Indusrtrial wastes can pollute water sources.Water sources become unsuitable for human consumption.Water pollution also threatens aquatic lives.
The importance of practising responsiblity in disposing wastes.
Humans must practice responsibility.
All wastes produced by industries must be stored,transported and disposed off properly.
A pollution-prevention hierarcy which emphasies on reducing the amount of toxic waste produced as shown in figure 8.15 must be implemented .stratergies involved include:
Reduce the amount of pollution at the source.
Recycle wastes wherever possible.
Treat wastes to minimise their hazards.
Disposal of wastes on land is carried out only as a last resort.
Figure 8.15 the pollution-prevention hieracy
Several ways to preserve and conserve the environment which include:
Control by authorities.
Use of technology.
Control by authorities.
The following laws are used to control the disposal of industrial wastes:
The Environmental Quality act 1974(Amendment 1985).

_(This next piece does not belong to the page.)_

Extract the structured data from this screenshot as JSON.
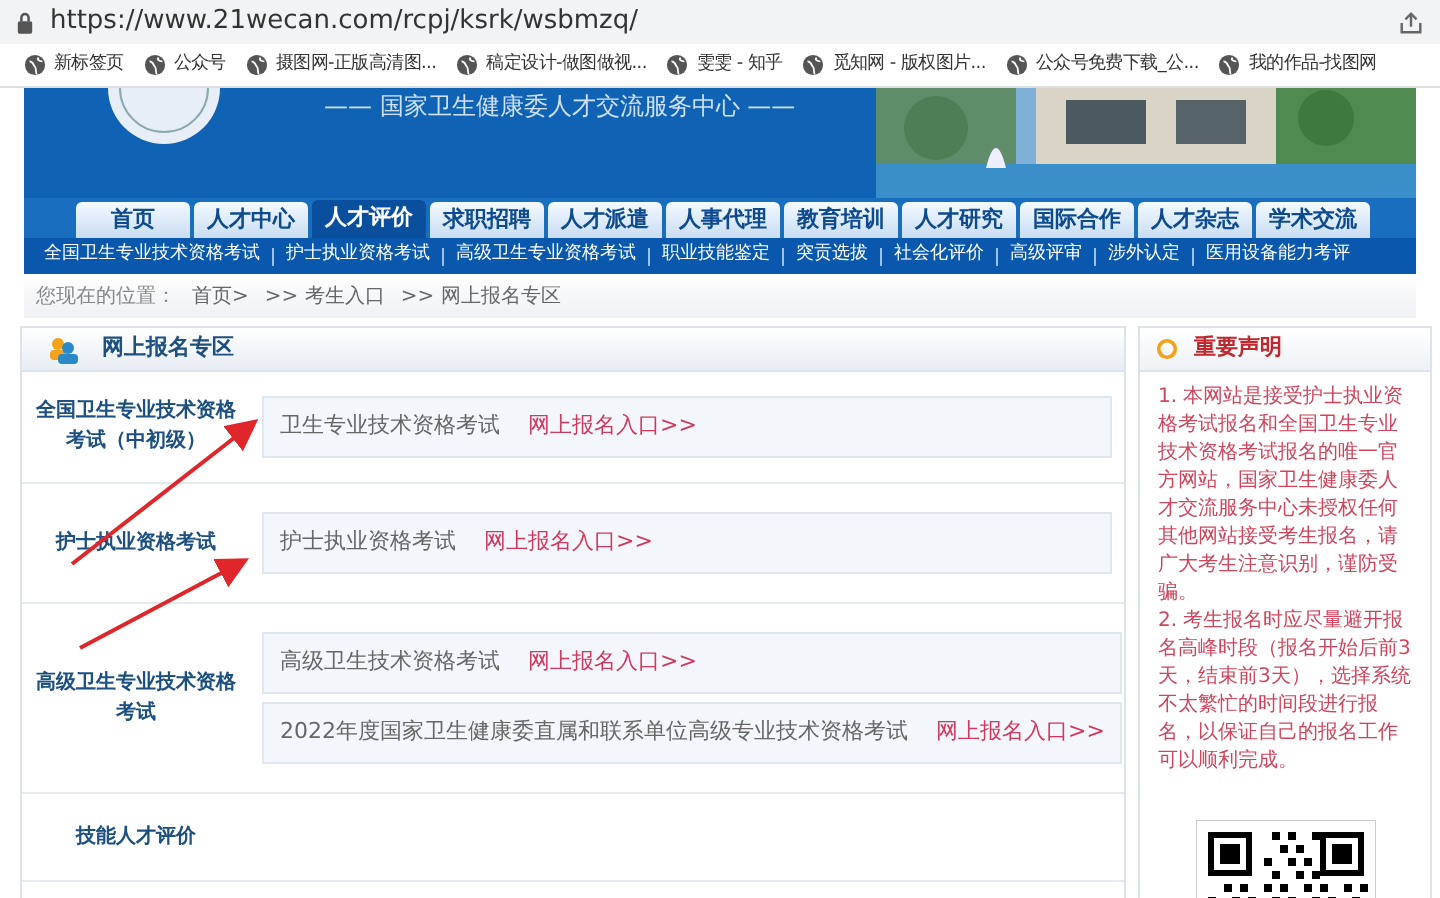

The Factory and machinery Act 1976(Revised 1983).
The pest Poison Act 1874
The government organised and participated in international conferences to discuss environmental world issues.There are:
The langkawi declaration (october 1991).
The Earth summit conferences (1992).
The agreements made in this conferences include:
Reducing the emission of carbon dioxide gas that causes global warming.
The protection of animals and plants to ensure they do not become extinct.
The Earth summit resulted in the following documents:
convention on biological diversity
Rio declaration on Environment and development.
Educating the public.
Every citizen has a responsibility in looking after the cleanliness and purity of the environment.
The preservation and conservation Environment can be spread through campaigns,mass media and the school syllabus.
Use of technology.
Pollution reduced by using modern technology.
Factories reduce pollutants in the air by installing filters.